=== What the task requires ===
Pull every line that includes the word "Indore" out of the data below and copy it.

=== Records for this exercise ===
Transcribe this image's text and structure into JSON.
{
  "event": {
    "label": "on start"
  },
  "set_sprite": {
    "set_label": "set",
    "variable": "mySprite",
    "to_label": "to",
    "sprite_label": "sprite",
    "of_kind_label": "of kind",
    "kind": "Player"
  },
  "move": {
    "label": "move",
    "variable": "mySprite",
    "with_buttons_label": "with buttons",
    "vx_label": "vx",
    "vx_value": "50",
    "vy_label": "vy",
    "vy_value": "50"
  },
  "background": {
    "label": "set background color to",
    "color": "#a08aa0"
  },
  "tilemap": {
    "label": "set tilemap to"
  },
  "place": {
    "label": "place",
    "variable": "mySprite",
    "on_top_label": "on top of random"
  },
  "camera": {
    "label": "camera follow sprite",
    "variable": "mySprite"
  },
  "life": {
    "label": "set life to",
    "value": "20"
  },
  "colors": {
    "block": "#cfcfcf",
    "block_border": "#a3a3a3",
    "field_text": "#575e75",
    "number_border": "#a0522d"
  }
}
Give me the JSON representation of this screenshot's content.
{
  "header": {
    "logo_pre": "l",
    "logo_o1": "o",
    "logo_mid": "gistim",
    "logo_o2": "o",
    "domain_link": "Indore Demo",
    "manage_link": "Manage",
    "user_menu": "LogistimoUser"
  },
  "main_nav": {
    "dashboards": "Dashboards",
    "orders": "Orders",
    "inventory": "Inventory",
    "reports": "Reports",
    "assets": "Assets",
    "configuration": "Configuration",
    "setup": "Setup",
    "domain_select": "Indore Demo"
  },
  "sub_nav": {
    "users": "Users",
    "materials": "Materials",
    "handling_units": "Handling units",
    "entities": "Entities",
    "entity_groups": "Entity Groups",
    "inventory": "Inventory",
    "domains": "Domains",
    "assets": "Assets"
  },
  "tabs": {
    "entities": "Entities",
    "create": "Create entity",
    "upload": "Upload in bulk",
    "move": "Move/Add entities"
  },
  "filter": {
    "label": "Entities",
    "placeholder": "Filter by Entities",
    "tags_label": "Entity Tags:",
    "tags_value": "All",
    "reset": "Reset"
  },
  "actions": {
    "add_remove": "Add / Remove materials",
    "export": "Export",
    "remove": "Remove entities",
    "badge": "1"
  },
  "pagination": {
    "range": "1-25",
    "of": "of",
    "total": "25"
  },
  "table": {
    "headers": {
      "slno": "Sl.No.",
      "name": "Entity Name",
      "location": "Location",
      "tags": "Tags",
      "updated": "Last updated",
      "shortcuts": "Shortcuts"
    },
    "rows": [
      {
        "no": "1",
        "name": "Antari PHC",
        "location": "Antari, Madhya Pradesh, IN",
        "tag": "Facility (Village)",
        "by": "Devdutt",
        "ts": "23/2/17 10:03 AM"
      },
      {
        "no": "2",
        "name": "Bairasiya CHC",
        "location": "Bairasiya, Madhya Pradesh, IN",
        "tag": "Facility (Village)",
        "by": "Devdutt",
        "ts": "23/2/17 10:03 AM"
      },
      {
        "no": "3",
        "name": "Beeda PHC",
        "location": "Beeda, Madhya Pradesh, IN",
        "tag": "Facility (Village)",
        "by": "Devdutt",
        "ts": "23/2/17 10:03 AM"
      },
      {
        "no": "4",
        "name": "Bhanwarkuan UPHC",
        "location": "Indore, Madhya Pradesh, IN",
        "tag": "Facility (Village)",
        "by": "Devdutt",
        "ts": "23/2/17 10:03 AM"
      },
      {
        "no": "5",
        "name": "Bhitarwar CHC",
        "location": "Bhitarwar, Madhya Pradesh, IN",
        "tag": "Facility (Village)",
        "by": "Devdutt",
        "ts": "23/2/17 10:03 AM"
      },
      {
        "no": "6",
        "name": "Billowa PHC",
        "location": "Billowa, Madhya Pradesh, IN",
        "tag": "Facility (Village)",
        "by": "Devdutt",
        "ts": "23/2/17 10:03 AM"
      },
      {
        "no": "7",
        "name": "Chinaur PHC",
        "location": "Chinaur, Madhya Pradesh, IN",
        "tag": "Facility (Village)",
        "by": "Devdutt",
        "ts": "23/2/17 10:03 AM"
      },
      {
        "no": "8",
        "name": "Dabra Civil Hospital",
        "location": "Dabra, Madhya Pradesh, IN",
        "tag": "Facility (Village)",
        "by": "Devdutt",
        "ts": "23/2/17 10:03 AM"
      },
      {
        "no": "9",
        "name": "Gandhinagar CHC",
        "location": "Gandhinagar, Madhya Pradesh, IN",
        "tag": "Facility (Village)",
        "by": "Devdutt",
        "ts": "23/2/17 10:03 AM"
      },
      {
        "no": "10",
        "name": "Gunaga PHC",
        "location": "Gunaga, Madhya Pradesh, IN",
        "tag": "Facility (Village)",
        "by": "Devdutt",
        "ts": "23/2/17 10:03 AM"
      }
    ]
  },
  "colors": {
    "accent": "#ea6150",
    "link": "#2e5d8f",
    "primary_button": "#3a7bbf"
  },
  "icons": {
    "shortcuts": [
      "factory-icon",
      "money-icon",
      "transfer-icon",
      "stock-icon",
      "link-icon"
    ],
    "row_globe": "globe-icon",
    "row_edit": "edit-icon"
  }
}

=== Response area ===
    "domain_link": "Indore Demo",
    "domain_select": "Indore Demo"
        "location": "Indore, Madhya Pradesh, IN",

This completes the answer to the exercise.